Tuesday, July 7, 2009
If you are like me, you love a good sturdy butcher block or chopping block. Weber's Cabinets made a butcher block top in hickory for a client last December. The butcher block top was for their island, and it had to have a cut out for a cooktop to slide in.
The remaining square cut out was big enough to make four chopping blocks out of it. One of those blocks I am holding in our wood shop. If you would like a custom butcher block top or a breadboard remade, just give us a call.
Thursday, July 2, 2009
Weber's Cabinets always likes to use the best quality products in our cabinetry. We prefer 100lb capacity full extension guides for all our drawers and pullout trays. KV 8500 is a great guide to use for this purpose. The rails are easy to slide out if you need to take out the drawer out and they are easy to slide back into place.
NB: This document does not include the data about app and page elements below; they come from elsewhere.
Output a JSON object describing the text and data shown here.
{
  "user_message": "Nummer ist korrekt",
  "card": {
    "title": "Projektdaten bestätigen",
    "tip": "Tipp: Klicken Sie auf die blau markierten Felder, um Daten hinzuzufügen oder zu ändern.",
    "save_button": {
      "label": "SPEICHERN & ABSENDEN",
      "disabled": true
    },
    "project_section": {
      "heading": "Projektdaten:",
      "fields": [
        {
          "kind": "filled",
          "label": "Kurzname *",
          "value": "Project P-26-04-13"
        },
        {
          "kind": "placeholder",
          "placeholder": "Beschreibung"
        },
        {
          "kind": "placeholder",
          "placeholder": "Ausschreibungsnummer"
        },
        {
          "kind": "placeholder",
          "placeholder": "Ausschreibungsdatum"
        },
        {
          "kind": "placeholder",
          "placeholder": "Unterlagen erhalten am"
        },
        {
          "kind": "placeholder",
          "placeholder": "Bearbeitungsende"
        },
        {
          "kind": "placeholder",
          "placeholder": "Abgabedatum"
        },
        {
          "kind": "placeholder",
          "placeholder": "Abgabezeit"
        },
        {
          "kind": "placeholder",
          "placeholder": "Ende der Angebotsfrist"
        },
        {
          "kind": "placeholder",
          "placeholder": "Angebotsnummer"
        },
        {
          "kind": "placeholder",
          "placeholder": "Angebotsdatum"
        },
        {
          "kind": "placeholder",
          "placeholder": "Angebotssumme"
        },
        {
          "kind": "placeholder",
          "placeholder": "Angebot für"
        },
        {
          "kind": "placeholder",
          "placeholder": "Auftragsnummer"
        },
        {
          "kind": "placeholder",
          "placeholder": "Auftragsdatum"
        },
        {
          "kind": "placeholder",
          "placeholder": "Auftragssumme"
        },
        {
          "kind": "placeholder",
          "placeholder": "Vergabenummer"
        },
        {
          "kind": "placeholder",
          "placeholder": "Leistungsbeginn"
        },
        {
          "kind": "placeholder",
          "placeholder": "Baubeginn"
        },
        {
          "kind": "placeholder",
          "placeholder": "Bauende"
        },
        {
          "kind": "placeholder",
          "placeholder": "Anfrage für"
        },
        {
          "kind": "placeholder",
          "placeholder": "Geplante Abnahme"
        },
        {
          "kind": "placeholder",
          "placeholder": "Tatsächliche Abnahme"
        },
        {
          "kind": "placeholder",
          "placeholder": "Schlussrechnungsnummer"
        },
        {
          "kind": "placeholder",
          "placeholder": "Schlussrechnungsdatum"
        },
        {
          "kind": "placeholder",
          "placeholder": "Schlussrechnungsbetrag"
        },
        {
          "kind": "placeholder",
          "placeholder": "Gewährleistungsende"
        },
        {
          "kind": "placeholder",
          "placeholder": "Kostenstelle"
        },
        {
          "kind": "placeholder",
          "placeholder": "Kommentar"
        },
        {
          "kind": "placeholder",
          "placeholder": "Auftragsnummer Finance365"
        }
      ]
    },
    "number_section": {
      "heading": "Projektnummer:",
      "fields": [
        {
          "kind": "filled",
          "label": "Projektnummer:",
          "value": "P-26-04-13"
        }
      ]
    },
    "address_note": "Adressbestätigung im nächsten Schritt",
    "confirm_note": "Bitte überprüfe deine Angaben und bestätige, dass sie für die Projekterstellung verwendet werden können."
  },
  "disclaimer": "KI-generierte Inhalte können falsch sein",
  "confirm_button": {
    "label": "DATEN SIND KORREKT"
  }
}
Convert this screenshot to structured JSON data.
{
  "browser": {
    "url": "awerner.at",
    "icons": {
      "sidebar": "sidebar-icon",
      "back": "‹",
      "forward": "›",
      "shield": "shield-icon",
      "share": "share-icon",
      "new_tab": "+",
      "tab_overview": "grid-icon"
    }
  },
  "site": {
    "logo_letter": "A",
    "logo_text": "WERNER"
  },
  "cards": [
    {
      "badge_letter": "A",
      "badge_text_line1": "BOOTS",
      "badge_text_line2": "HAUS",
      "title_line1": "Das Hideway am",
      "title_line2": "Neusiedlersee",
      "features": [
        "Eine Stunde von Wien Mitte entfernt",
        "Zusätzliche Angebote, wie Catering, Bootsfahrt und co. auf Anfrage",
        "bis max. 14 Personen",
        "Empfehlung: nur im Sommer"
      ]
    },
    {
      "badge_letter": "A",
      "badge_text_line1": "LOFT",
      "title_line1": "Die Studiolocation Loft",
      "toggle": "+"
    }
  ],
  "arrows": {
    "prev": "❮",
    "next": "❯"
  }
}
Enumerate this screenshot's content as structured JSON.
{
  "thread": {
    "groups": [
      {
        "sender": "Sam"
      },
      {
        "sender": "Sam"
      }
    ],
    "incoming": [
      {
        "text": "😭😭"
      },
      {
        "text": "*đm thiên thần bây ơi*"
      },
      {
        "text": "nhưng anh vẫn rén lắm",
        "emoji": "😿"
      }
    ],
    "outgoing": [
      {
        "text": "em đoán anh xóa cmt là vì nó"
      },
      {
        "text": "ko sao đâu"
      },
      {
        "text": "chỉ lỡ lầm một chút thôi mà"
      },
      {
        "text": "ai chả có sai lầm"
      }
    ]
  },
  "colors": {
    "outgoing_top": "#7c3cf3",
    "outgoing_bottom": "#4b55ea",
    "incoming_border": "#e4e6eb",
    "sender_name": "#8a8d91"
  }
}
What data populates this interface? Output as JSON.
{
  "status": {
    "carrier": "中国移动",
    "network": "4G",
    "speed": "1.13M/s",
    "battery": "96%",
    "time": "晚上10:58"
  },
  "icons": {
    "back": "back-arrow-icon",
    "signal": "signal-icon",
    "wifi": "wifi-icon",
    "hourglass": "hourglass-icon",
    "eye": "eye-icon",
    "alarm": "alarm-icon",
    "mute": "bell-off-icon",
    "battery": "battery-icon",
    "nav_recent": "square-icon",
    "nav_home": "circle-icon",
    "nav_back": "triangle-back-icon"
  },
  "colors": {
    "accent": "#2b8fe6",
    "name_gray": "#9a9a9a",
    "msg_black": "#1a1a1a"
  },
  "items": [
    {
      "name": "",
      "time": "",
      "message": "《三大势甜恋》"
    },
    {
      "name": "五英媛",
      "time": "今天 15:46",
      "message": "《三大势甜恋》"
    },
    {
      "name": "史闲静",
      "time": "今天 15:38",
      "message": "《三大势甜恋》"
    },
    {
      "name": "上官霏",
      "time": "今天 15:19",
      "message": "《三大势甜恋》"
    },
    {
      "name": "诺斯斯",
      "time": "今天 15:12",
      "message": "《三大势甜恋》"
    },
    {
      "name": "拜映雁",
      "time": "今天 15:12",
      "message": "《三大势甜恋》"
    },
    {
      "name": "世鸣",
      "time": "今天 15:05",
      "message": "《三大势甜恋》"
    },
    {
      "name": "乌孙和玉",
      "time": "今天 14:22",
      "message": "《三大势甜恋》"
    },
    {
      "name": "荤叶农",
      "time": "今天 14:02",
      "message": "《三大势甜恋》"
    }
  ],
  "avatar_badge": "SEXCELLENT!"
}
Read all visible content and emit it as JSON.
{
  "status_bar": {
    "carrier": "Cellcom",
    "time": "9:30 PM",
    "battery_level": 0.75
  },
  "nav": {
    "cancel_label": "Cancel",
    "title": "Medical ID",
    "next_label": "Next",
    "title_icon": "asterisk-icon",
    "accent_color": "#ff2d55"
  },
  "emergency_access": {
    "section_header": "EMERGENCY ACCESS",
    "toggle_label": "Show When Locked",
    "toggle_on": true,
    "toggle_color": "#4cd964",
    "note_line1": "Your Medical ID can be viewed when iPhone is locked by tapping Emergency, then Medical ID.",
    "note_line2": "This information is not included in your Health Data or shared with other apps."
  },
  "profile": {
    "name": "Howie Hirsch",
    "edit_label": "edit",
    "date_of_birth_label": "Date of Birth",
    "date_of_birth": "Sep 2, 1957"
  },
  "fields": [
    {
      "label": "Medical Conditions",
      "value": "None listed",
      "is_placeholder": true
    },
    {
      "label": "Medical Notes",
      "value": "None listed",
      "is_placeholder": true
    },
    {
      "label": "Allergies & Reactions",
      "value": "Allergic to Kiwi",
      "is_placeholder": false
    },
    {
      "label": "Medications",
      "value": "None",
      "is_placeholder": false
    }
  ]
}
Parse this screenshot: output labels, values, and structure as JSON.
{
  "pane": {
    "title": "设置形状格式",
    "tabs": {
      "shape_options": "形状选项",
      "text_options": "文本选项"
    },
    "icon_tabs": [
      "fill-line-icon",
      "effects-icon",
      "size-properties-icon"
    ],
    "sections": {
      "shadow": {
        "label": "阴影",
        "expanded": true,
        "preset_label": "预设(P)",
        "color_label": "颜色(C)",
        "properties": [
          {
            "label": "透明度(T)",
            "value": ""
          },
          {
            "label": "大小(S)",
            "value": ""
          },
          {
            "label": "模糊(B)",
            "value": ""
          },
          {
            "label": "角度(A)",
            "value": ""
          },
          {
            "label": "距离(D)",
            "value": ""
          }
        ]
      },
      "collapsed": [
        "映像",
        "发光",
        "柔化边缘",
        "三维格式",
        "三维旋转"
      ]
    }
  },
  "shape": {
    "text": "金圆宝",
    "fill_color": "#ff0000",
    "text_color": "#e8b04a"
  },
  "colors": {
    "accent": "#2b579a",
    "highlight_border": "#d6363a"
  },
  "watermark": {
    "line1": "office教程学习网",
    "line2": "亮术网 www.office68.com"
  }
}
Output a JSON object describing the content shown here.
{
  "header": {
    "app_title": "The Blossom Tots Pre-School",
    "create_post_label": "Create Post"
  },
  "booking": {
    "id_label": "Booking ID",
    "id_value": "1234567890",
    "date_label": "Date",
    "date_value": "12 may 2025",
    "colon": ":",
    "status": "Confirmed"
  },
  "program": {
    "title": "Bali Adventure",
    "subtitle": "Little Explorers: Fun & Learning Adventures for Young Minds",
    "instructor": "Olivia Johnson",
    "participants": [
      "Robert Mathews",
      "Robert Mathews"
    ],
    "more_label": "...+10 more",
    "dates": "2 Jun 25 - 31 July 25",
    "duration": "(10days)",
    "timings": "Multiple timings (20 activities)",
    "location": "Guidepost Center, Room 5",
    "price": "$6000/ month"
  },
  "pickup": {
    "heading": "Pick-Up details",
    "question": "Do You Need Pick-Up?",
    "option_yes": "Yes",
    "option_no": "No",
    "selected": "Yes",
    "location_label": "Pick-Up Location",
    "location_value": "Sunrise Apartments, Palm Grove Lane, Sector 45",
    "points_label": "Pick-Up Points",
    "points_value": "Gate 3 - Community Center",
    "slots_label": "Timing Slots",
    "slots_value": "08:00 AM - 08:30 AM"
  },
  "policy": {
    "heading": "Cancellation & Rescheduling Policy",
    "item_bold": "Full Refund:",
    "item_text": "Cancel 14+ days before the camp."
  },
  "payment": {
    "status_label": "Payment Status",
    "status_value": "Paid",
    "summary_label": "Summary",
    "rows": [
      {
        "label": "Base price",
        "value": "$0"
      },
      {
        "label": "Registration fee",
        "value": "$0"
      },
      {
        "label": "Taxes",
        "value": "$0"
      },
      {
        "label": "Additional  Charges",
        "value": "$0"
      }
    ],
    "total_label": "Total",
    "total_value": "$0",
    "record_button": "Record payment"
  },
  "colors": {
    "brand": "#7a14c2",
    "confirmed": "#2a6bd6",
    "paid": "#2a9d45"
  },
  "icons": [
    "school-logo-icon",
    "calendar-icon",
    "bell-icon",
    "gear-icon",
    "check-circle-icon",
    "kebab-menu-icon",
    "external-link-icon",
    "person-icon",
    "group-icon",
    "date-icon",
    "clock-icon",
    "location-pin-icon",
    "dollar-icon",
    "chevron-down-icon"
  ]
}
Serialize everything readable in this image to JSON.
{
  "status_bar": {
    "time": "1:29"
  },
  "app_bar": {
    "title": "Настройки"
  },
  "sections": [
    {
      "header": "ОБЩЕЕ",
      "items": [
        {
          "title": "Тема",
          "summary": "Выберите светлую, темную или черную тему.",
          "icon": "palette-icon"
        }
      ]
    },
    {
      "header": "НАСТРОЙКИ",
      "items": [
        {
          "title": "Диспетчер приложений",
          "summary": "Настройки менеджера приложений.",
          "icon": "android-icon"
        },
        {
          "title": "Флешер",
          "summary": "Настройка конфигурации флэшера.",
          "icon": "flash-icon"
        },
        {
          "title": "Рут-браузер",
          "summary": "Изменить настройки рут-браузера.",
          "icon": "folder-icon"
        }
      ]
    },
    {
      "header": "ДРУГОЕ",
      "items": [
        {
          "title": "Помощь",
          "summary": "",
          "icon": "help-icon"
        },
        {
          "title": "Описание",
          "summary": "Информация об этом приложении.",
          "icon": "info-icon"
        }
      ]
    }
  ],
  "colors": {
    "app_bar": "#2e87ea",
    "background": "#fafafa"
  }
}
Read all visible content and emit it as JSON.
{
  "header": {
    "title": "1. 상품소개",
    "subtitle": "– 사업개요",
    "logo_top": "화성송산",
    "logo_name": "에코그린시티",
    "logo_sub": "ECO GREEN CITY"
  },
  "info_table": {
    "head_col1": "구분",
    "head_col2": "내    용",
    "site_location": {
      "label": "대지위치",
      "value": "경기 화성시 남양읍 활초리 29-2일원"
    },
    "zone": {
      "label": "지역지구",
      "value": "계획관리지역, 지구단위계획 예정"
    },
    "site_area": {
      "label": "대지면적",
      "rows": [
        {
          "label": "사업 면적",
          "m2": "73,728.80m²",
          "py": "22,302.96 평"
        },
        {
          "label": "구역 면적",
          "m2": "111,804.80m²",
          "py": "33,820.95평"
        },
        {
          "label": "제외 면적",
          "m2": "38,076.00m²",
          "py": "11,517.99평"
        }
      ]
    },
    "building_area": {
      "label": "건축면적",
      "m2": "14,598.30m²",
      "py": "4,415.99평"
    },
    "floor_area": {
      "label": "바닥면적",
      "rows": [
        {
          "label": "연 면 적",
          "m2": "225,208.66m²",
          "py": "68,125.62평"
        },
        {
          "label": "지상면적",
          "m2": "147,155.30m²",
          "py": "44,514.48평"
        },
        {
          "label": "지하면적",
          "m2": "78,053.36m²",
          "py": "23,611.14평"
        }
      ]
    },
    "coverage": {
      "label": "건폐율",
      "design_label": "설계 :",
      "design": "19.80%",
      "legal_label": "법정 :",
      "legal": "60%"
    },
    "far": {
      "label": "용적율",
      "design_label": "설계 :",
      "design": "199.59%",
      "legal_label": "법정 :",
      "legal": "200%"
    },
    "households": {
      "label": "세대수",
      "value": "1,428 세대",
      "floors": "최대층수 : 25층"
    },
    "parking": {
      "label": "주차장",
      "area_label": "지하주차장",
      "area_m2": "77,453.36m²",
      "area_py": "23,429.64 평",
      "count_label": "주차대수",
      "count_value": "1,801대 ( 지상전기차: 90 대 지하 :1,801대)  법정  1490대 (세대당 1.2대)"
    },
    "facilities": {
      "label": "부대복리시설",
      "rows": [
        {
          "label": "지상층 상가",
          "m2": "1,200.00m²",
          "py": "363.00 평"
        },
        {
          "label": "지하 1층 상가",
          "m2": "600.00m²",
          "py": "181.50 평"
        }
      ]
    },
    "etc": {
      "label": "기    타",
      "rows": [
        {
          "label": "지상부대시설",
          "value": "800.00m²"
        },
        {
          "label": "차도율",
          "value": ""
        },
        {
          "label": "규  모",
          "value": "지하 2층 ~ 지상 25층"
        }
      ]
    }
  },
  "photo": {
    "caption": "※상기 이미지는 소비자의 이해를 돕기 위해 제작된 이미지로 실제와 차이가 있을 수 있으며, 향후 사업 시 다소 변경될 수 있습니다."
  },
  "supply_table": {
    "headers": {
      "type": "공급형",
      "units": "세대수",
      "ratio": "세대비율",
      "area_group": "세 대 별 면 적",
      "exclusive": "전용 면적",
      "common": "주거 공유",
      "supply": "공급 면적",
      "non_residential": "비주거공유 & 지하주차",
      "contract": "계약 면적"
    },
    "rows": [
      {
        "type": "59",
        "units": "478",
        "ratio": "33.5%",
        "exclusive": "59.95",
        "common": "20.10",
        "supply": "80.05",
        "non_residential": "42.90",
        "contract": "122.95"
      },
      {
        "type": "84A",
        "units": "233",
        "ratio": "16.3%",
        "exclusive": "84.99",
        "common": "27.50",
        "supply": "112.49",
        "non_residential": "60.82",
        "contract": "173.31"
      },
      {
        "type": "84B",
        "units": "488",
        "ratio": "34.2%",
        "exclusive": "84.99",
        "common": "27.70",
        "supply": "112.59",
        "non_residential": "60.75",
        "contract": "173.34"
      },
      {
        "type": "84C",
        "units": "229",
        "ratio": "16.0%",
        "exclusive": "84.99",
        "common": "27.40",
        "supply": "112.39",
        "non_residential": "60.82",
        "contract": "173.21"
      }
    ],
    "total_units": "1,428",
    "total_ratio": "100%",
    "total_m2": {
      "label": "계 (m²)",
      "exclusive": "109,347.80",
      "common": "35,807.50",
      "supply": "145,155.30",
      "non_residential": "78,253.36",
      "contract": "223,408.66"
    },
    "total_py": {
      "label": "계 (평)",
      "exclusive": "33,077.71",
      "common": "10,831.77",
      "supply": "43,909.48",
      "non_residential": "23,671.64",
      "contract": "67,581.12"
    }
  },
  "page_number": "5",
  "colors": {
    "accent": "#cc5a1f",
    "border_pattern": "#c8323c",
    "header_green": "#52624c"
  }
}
We were out in Lincoln, Ca today installing custom cabinets in a Del Webb home. We took out an existing base cabinet and upper cabinet next to a refrigerator and put in a tall pantry cabinet. This job was to build a tall pantry cabinet to be fit right next to the exisiting refrigerator cabinet and match the stain perfectly.
The cabinets in these homes are made by Merillat Cabinetry. We have done a lot of work for Merillat in the last 15 years because we can match all their finishes. Any time they would need a special custom cabinet that Merillat could not produce on an assembly line, they would have us build and finish one.
Wednesday, June 17, 2009
Yesterday we installed a custom cabinet in the entry way of a home. This cabinet is for wine storage. If you notice we added flutting to the styles on each side of the cabinet. The decorative corbels are underneath the top shelf to give it a formal appeal. The finish is white with a Minwax glaze over the top and then sealed with clear coat. The classic crown at the top highlights the top of the cabinet. On the bottom area on each side of the wine cooler there are pullouts for wine bottle storage. The backsplash is a beveled mirror in order to make the space seem bigger. The glass doors above are made with a beveled edge to match the mirror. The entire installation took about 5 hours.